Adjusting the power output of the B400 is handled with one of the simplest methods there is. You merely push the slider one way or the other. The scale it slides on is very clearly marked with the power level. Adjust each strobe separately to come up with the proper exposure and the lighting ratio you desire. There are a full 6 f-stops of control. From full power 160/WS down to 1/32nd.
The modeling lamps can be set to constant output or you can tie them in to the power level being set for the strobes with the press of a button the back of the unit. The modeling lamp can also be set to turn off as the strobe fires. When this option is chosen, the modeling lamp comes back on when the strobe is recharged. A full power burst only requires about one second to recharge.
What Could Be Better
It’s hard to find fault with a basic, well made, affordable studio strobe, but I’ll try anyway.
As mentioned, the optical slave doesn’t seem to work well with IR triggers. There are ways around this issue, but it really makes lighting and shooting setups so simple when you don’t have to worry about cords or any other visible light burst.
The strobes recycle very quick, but an audible indicator would be welcome.
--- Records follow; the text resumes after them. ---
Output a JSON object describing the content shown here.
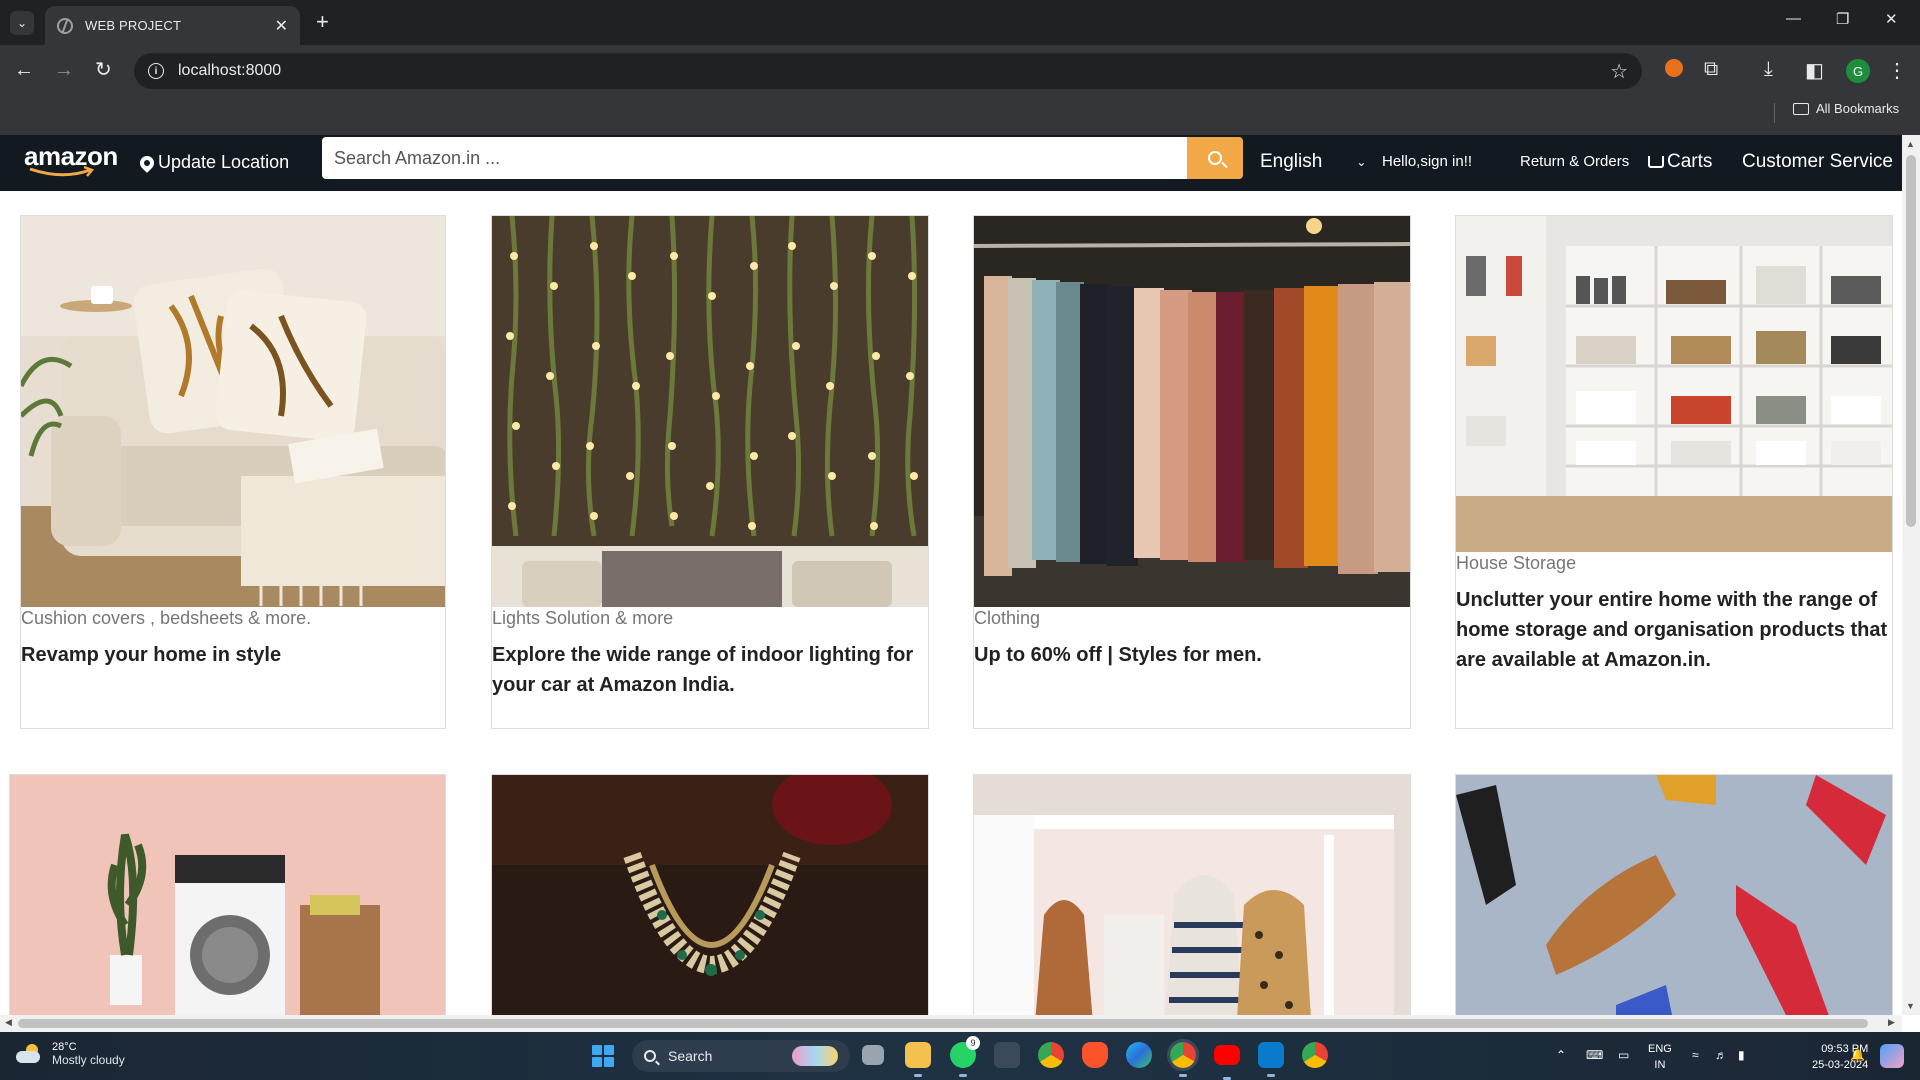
{
  "browser": {
    "tab_title": "WEB PROJECT",
    "url": "localhost:8000",
    "bookmarks_label": "All Bookmarks",
    "profile_initial": "G"
  },
  "nav": {
    "location": "Update Location",
    "search_placeholder": "Search Amazon.in ...",
    "language": "English",
    "signin": "Hello,sign in!!",
    "returns": "Return & Orders",
    "carts": "Carts",
    "customer_service": "Customer Service"
  },
  "cards": [
    {
      "category": "Cushion covers , bedsheets & more.",
      "description": "Revamp your home in style",
      "image": "sofa-cushions-photo"
    },
    {
      "category": "Lights Solution & more",
      "description": "Explore the wide range of indoor lighting for your car at Amazon India.",
      "image": "fairy-lights-wall-photo"
    },
    {
      "category": "Clothing",
      "description": "Up to 60% off | Styles for men.",
      "image": "clothes-rack-photo"
    },
    {
      "category": "House Storage",
      "description": "Unclutter your entire home with the range of home storage and organisation products that are available at Amazon.in.",
      "image": "pantry-shelves-photo"
    },
    {
      "category": "",
      "description": "",
      "image": "washing-machine-photo"
    },
    {
      "category": "",
      "description": "",
      "image": "necklace-jewellery-photo"
    },
    {
      "category": "",
      "description": "",
      "image": "handbags-shelf-photo"
    },
    {
      "category": "",
      "description": "",
      "image": "flying-shoes-photo"
    }
  ],
  "taskbar": {
    "temperature": "28°C",
    "weather": "Mostly cloudy",
    "search_label": "Search",
    "lang_line1": "ENG",
    "lang_line2": "IN",
    "time": "09:53 PM",
    "date": "25-03-2024",
    "whatsapp_badge": "9"
  }
}
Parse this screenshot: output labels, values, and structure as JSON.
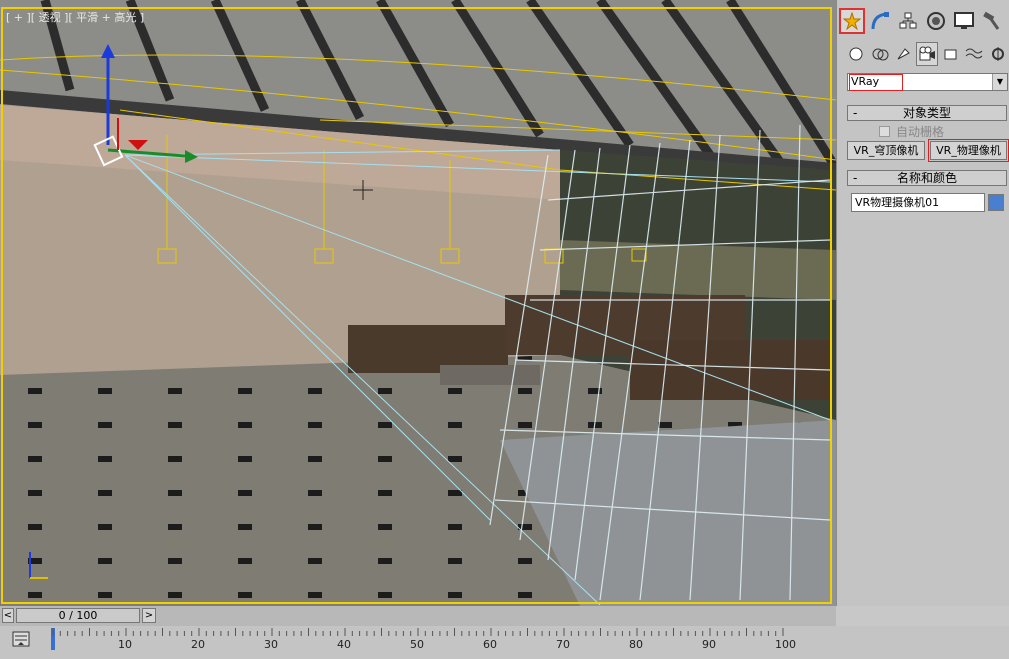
{
  "viewport": {
    "label": "[ + ][ 透视 ][ 平滑 + 高光 ]"
  },
  "command_panel": {
    "tabs": [
      "create-icon",
      "modify-icon",
      "hierarchy-icon",
      "motion-icon",
      "display-icon",
      "utilities-icon"
    ],
    "subtabs": [
      "geometry-icon",
      "shapes-icon",
      "lights-icon",
      "cameras-icon",
      "helpers-icon",
      "spacewarps-icon",
      "systems-icon"
    ],
    "dropdown_value": "VRay",
    "object_type_title": "对象类型",
    "autogrid_label": "自动栅格",
    "button_dome_camera": "VR_穹顶像机",
    "button_physical_camera": "VR_物理像机",
    "name_color_title": "名称和颜色",
    "object_name": "VR物理摄像机01",
    "object_color": "#4a7fd0",
    "rollout_minus": "-"
  },
  "timeline": {
    "frame_display": "0 / 100",
    "prev": "<",
    "next": ">",
    "ticks": [
      "10",
      "20",
      "30",
      "40",
      "50",
      "60",
      "70",
      "80",
      "90",
      "100"
    ]
  }
}
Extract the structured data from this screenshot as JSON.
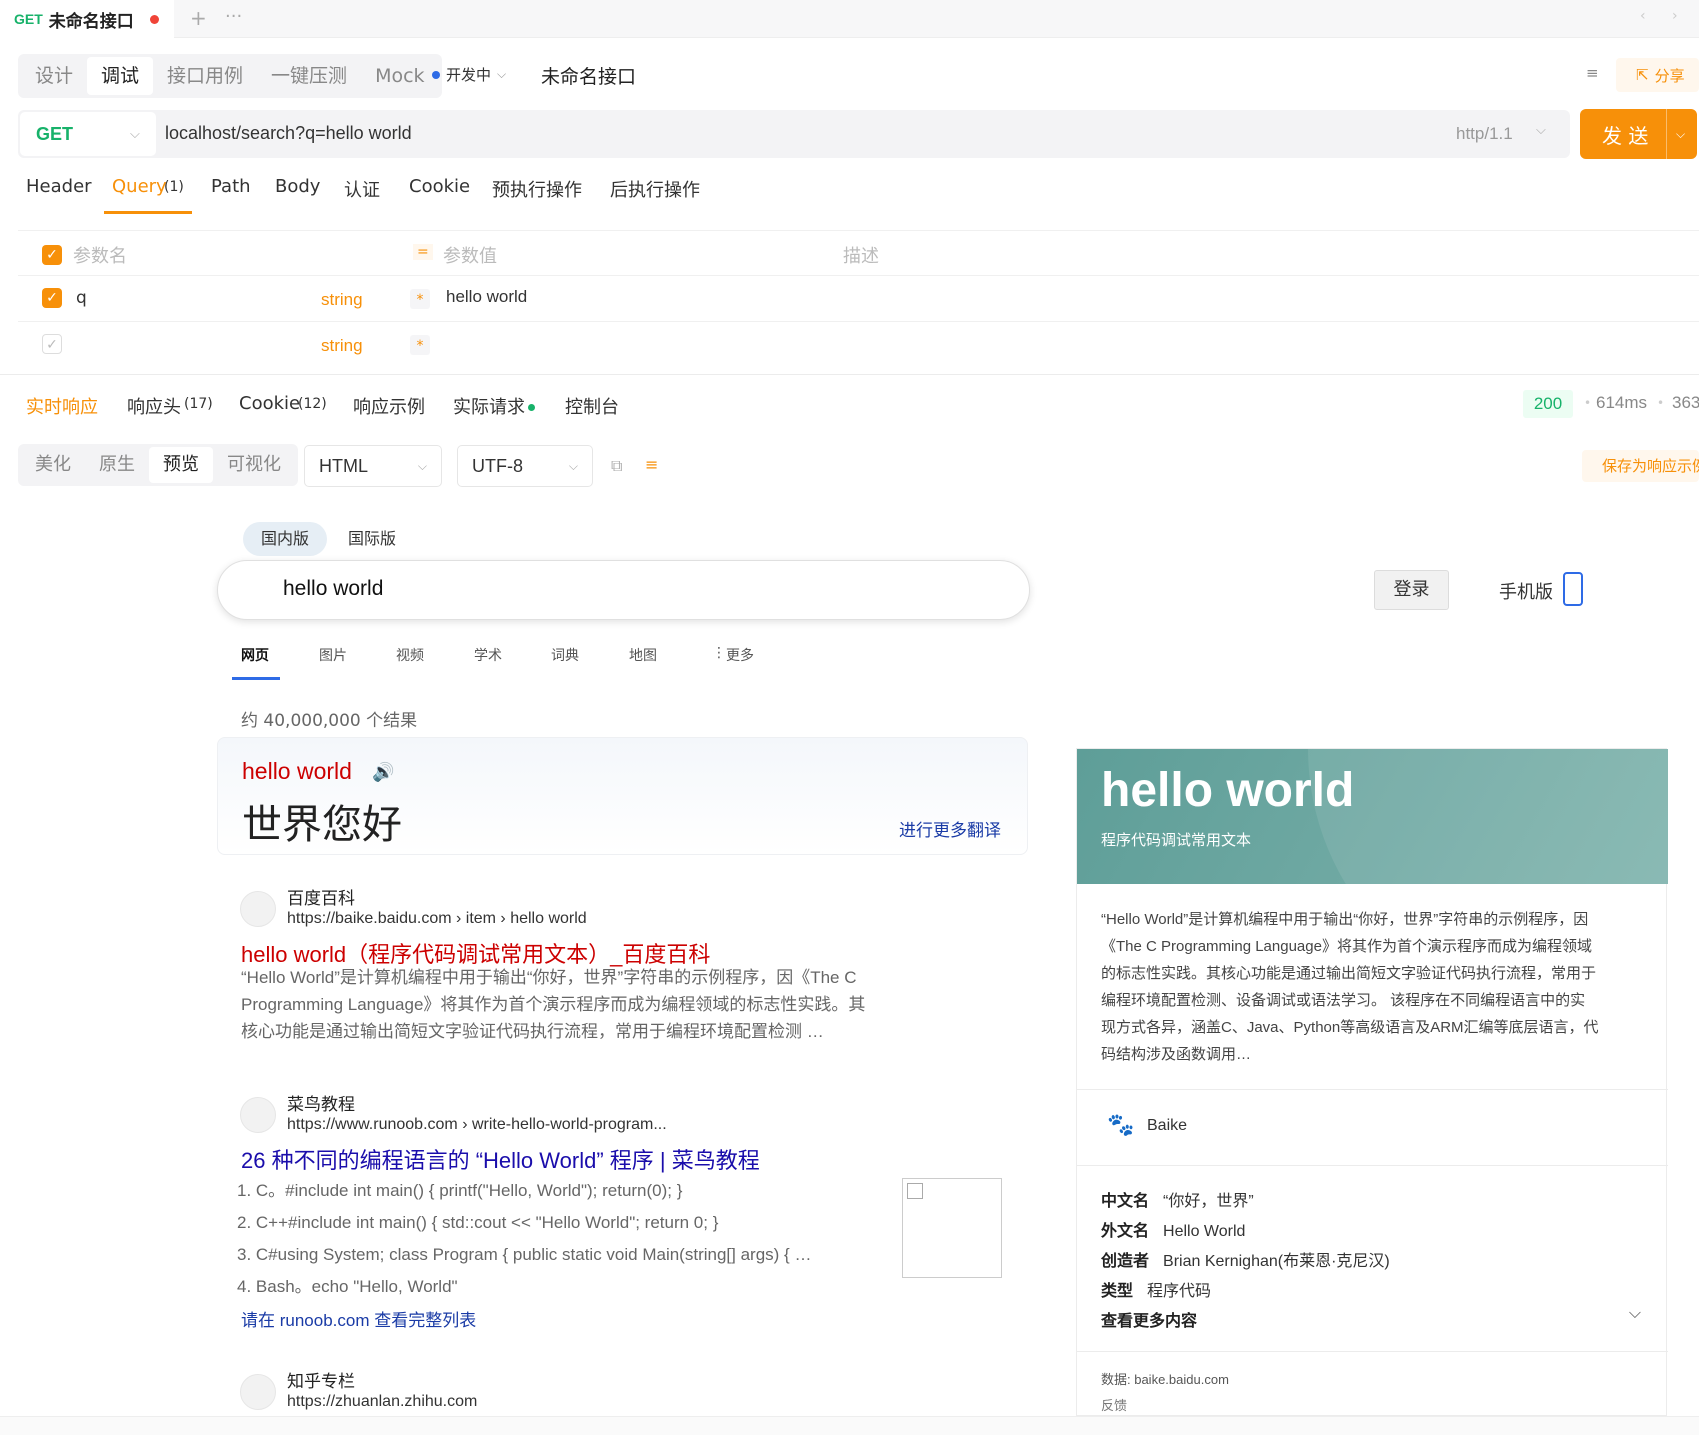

Even my older Vivitar flashes like the 2500 had a beeper for that. Paul C. Buff, if Alien Bees ever do get this added feature, please be sure to give the beeper an off switch for those occasions when you don’t want to hear something like that.
A very personal aesthetic gripe, those ‘exciting’ colors aren’t necessary. Plain old black or grey is just fine. Maybe I’m just a nitpicker, but those Alien Green and Martian Pink options don’t work for me at all. Oh well, no one is forcing me to buy a Mello Yello strobe.
Whether operating a high dollar commercial studio or a budget studio in the garage or spare bedroom, the Alien Bees B400 is an excellent choice for a no-frills, manual exposure strobe. Well made and durable, they are also lightweight and inexpensive. A wide variety of optional accessories are usable for light modification.
Simply put: They work. Since they are so reasonably priced, a very sophisticated studio lighting arrangement could be made around several of these strobes. In addition to the B400 160/WS, there are two higher power strobes available, the B800 320/WS and B1600 640/WS. All of the Alien Bees are very affordable and highly usable.
Minor nitpicking aside, these small strobes are perfectly able to do the job. Like a Chevy sedan does for transportation, these strobes will get you there. Sure, the Maserati and Mercedes are more sophisticated and have extra features, but they are still used as transportation, right?
So, there you have it. Alien Bees, the perfectly adequate Chevy sedan of studio strobes. How’s that for a tag line?